Proton beam therapy offers exciting career opportunities
The rapidly developing field of accelerator science urgently needs more researchers to design and optimise treatment facilities
As the UK gears up to open its new proton beam therapy centres in 2018 there is evidence emerging that further benefits can be achieved with other particles such as heavy ions.
Heavier than protons, they can target the tumour with greater precision, sparing healthy tissues. The rapidly developing field of accelerator science urgently needs more researchers to design and optimise the required treatment facilities and beam delivery systems.
The Cockcroft Institute together with a consortium of European institutions has put out a call for Fellows to join the new training network ‘Optimisation of Medical Accelerators’ (OMA) which starts in 2016.
Professor Carsten P. Welsch from the University of Liverpool’s Department of Physics, based at the Cockcroft Institute, is coordinating the OMA initiative. He says: “The field of particle-beam therapy is still very much in evolution. Although we know that the potential of current proton beam therapy is not fully exploited the results have already been impressive, with patients experiencing extended periods of remission.
“A growing body of clinical evidence shows that there is great potential for proton and ion treatment, particularly for treatment of cancers in children and where tumours are close to vital organs. The goal now is to maximise the therapeutic efficiency while reducing as much as possible the damage to surrounding tissues. This will come through improvements in tumour imaging, beam quality and shaping and a better understanding of the dose and its impact on both the body and the tumour. It requires advanced online monitoring techniques such as the ones we have been developing at the Cockcroft Institute.
A growing body of clinical evidence shows that there is great potential for proton and ion treatment, particularly for treatment of cancers in children and where tumours are close to vital organs
“All of these issues are being addressed in the OMA initiative which is a unique collaboration of universities, research institutes, clinical facilities and industry partners.”
Radiation therapy includes X-ray, proton and more recently carbon ion beams. X-ray dose deposition follows on exponential decay which means that treating a deep-seated tumour involves significant entrance and exit doses to healthy tissue around the tumour.
The major benefit of protons over X-rays is the control of the dose. The beam travels through the healthy tissue before depositing its dose; this is due to a phenomenon called the Bragg peak which means there is essentially no exit dose. The beam can also be extremely well controlled to follow the outline of the tumour. This precision makes the technology suited to delicate situations; indeed the UK’s only proton beam therapy centre at Clatterbridge treats eye cancers.
More information is also emerging about the benefits of carbon ions and Heidelberg, in Germany, is one of the world’s few clinical centres with multiple-ion capacity.
Professor Welsch says there is now a worldwide demand for scientists and engineers with skills in accelerator science. “Ion beam therapy is an exciting area of science for young people and it needs a multidisciplinary approach. For example real-time non-invasive imaging techniques are needed to direct the beam precisely and this needs to take into account even the patient’s breathing cycle.”
ABOVE: Professor Carsten P. Welsch from the University of Liverpool’s Department of Physics
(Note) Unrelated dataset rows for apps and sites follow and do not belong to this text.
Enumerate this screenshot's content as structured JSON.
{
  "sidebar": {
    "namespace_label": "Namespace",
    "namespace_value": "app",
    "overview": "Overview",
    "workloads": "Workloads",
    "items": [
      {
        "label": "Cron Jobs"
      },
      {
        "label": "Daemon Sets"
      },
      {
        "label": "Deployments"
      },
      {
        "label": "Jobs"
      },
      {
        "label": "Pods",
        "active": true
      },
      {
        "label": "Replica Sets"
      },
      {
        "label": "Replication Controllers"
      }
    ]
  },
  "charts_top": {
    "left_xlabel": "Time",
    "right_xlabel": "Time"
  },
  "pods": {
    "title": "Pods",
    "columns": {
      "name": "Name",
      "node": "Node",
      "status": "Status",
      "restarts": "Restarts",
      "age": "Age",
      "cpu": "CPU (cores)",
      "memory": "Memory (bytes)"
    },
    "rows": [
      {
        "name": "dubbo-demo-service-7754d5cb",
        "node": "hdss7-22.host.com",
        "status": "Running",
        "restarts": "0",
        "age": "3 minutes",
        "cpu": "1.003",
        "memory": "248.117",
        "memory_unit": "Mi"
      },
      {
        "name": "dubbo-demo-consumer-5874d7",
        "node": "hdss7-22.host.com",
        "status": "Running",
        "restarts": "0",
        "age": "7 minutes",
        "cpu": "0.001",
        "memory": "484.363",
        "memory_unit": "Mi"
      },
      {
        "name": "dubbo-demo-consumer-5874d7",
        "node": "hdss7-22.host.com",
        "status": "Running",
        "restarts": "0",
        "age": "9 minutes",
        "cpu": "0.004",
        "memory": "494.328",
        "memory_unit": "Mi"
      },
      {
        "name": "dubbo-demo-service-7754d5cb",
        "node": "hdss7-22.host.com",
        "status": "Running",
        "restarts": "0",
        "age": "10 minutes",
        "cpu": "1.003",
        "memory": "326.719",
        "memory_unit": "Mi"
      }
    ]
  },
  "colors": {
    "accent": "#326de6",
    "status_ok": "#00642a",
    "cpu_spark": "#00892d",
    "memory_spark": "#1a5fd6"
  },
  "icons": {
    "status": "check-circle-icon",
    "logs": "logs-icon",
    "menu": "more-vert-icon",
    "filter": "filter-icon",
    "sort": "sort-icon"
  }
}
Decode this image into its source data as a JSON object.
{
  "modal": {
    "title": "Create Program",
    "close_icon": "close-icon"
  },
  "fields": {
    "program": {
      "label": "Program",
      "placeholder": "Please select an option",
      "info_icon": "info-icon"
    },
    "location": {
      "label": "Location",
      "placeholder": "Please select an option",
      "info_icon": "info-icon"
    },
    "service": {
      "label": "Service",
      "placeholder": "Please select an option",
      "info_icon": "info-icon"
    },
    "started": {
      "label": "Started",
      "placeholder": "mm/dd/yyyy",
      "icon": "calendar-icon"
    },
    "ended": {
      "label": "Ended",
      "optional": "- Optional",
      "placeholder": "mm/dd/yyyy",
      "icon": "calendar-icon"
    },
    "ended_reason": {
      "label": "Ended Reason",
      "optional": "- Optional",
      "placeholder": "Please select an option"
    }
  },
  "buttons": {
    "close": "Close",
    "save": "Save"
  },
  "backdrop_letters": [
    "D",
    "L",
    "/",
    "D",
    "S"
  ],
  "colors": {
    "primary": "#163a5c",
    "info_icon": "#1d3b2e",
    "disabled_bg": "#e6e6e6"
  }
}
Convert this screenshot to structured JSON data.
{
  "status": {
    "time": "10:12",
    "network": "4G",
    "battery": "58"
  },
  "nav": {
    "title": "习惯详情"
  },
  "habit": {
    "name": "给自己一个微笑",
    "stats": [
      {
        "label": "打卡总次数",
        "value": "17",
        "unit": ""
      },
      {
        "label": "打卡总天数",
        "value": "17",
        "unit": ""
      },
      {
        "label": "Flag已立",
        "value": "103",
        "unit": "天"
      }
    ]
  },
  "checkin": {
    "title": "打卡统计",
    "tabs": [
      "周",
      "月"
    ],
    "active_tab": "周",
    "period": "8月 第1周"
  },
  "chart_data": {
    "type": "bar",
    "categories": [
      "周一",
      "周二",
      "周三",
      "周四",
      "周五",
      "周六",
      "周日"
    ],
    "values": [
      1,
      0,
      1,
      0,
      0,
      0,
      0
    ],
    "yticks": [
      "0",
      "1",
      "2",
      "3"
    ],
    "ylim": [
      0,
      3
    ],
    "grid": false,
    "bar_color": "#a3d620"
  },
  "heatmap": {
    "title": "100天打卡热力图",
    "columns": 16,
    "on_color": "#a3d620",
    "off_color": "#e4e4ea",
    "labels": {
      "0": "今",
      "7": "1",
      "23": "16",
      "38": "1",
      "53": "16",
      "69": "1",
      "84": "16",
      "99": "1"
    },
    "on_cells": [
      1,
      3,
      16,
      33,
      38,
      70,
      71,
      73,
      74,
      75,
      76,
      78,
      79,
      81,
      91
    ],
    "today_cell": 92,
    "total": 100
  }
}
The big challenge is to reduce the size and the cost of these accelerators while improving their performance. This will require expanding horizons beyond the current technologies. New types of accelerating structures and beam delivery systems, advanced simulation tools and beyond state-of the-art beam diagnostics for monitoring all important beam parameters are among the approaches being explored in the OMA initiative, putting the Fellows at the very forefront of technology.
Professor Welsch has already coordinated several pan-European training networks – DITANET, for beam diagnostics, oPAC, for the Optimization of Particle Accelerators, and LA3NET, for Laser Applications at Accelerators – all aimed at creating researchers with vital skills in accelerator science. Like OMA these consisted of an international consortium of universities, research centres and private companies to provide a cross-sector environment for state-of-the-art research and comprehensive training programme.
As before, research Fellows within OMA will have the opportunity to work at the forefront of science whilst gaining experience on complementary skills such as project management and communication. Workshops and conferences help to develop their links and collaborations, building a sense of community.
The network is currently looking for candidates for its 15 vacant Fellowship positions at institutions across Europe.
The deadline for applications is 28th February 2016 and the programme will begin in October 2016. For more information please see website: www.oma-project.eu